Google has revealed that it removed 640 videos from YouTube that allegedly promoted terrorism after receiving a request from the UK's Association of Police Officers, but it refused to give in to censorship demands by a number of the world's governments.

Google has revealed that it removed 640 videos from YouTube that allegedly promoted terrorism after receiving a request from the UK's Association of Police Officers, but it refused to give in to censorship demands by a number of the world's governments.

 
The videos in question were linked with five accounts suspected of promoting terrorism and were found to violate YouTube's Community Guidelines.

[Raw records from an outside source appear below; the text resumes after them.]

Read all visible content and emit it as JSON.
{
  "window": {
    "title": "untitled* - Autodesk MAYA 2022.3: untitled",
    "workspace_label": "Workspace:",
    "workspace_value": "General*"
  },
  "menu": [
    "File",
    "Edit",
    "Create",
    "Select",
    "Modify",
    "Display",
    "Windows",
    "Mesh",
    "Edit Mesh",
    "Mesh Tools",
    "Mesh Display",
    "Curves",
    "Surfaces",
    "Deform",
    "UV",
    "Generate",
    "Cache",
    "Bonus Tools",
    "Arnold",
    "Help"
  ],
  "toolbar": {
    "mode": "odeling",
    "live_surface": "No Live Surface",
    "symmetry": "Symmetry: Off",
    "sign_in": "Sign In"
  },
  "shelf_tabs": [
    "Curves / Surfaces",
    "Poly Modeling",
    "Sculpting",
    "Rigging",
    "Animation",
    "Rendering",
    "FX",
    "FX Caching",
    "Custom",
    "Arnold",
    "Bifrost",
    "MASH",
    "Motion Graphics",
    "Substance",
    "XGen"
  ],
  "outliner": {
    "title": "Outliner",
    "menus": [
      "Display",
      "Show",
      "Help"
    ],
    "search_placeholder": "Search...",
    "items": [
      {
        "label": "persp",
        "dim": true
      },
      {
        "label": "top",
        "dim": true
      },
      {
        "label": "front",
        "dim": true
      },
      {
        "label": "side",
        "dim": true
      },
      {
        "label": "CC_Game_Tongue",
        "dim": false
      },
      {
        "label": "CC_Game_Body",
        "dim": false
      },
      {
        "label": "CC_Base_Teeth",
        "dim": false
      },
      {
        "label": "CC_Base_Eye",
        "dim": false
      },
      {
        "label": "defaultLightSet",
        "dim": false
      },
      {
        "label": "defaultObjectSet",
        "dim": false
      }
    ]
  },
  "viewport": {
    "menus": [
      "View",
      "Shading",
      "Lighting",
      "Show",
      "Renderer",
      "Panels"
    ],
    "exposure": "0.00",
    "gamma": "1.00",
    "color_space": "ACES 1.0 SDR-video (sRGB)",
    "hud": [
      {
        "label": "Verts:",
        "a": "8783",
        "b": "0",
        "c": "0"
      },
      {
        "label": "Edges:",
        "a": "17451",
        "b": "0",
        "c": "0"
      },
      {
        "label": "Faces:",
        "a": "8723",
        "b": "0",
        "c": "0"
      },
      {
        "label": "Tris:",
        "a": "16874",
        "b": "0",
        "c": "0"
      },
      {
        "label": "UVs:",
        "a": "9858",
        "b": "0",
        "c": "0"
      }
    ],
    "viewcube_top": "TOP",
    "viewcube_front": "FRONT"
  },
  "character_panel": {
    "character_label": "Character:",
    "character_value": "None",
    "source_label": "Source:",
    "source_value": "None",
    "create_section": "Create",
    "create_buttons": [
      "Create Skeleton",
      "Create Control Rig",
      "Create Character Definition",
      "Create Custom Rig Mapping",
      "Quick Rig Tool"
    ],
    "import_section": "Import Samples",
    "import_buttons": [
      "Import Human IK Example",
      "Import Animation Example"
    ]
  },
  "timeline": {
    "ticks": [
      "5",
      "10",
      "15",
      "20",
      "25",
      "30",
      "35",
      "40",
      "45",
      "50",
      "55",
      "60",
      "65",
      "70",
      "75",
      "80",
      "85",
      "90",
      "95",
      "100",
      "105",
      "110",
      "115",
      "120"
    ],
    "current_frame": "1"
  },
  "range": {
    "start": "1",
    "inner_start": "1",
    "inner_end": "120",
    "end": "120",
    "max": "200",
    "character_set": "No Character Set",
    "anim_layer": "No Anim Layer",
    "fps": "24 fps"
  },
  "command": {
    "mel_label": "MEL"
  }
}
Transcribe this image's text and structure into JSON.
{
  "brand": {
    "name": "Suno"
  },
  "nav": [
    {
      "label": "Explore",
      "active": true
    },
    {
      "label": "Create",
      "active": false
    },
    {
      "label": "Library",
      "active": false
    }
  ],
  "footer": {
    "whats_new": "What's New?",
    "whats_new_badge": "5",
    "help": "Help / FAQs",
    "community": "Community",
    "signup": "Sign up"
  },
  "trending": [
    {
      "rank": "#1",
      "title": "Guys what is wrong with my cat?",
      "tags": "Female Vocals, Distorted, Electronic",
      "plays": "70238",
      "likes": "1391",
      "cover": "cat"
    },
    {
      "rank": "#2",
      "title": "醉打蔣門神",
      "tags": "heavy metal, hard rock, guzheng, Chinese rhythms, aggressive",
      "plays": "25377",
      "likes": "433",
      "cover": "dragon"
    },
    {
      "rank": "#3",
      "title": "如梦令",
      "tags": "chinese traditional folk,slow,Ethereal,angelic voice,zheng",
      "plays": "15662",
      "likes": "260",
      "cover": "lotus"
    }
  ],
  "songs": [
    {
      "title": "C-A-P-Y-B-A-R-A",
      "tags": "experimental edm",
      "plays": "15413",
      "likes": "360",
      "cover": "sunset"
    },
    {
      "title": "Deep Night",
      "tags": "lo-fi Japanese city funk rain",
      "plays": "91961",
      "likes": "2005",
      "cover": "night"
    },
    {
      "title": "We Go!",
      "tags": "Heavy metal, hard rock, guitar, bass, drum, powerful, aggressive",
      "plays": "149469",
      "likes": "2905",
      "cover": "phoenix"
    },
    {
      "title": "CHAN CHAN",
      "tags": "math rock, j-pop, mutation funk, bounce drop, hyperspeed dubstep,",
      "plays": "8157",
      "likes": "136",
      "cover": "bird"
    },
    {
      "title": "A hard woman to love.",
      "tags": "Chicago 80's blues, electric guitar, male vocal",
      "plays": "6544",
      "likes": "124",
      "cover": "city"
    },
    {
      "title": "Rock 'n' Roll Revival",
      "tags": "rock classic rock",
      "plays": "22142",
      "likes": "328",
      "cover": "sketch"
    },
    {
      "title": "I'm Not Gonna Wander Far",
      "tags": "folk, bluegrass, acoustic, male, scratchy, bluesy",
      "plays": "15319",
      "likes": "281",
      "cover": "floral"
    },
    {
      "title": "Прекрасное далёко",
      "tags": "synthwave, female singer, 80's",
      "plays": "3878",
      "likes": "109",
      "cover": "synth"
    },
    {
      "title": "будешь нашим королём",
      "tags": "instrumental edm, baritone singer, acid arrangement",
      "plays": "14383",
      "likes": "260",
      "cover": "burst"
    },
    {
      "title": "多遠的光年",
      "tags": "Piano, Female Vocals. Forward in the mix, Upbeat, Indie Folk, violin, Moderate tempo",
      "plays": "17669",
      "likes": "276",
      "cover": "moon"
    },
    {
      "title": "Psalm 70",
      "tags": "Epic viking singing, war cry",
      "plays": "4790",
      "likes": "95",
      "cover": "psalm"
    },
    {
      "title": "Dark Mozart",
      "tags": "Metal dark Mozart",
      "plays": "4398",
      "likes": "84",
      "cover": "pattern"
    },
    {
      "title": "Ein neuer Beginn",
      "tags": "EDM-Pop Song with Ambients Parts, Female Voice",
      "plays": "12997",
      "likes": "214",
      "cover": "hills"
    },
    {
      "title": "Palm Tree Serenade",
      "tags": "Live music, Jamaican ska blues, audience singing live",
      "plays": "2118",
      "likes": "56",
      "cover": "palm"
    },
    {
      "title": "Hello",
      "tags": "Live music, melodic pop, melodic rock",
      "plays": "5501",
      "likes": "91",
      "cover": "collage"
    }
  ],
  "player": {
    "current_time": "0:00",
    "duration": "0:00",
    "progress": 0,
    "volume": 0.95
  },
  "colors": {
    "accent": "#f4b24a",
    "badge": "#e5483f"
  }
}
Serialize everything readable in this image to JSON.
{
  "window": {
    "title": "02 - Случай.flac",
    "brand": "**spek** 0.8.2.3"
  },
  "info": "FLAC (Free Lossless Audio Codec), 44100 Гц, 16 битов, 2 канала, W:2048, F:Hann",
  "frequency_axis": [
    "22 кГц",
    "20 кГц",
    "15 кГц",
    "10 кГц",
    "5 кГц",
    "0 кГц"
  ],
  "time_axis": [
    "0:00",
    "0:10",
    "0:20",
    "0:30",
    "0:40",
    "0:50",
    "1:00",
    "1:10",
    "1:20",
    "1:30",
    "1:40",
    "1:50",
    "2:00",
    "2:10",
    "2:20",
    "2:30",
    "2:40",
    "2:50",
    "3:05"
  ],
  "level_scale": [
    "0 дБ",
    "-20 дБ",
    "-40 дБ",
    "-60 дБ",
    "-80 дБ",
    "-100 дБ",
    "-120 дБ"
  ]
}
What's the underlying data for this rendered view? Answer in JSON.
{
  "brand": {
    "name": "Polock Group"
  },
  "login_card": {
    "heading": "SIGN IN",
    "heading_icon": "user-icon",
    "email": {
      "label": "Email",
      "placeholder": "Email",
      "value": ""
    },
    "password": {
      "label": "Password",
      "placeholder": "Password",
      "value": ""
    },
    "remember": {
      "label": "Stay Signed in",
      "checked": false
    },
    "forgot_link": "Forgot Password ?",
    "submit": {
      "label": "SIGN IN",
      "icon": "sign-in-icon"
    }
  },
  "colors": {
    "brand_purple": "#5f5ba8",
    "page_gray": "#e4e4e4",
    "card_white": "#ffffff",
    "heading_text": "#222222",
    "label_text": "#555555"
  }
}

The accounts were terminated and all videos associated with them were deleted.
 
It is not clear if all 640 videos contained pro-terrorism messages or if only a select number of them did, but all of them have now been removed, according to Google's latest transparency report on government requests.
 
 
Despite Google's agreement in this case and several others, it refused to cooperate with requests by a number of governments, and labelled many of the requests as “troubling” and “alarming.”
 
“Unfortunately, what we’ve seen over the past couple years has been troubling, and today is no different. When we started releasing this data in 2010, we also added annotations with some of the more interesting stories behind the numbers. We noticed that government agencies from different countries would sometimes ask us to remove political content that our users had posted on our services. We hoped this was an aberration. But now we know it’s not,” said Dorothy Chou, Senior Policy Analyst at Google. 
 
“This is the fifth data set that we’ve released. And just like every other time before, we’ve been asked to take down political speech. It’s alarming not only because free expression is at risk, but because some of these requests come from countries you might not suspect—Western democracies not typically associated with censorship.”
 
Examples given include a request by regulators in Spain to remove 270 search results for blogs and newspaper articles referencing individuals and public figures, while a Polish public institution asked Google to remove links to a website that criticised it. Google did not comply with these requests.
 
Other requests that Google refused to give in to included a Canadian request to remove a YouTube video of a man urinating on his Canadian passport and flushing it down the toilet, a Pakistani request to remove six YouTube videos that satirised the Pakistan army, and US requests to remove a blog that allegedly defamed a law enforcement official and to remove 1,400 YouTube videos for alleged harassment.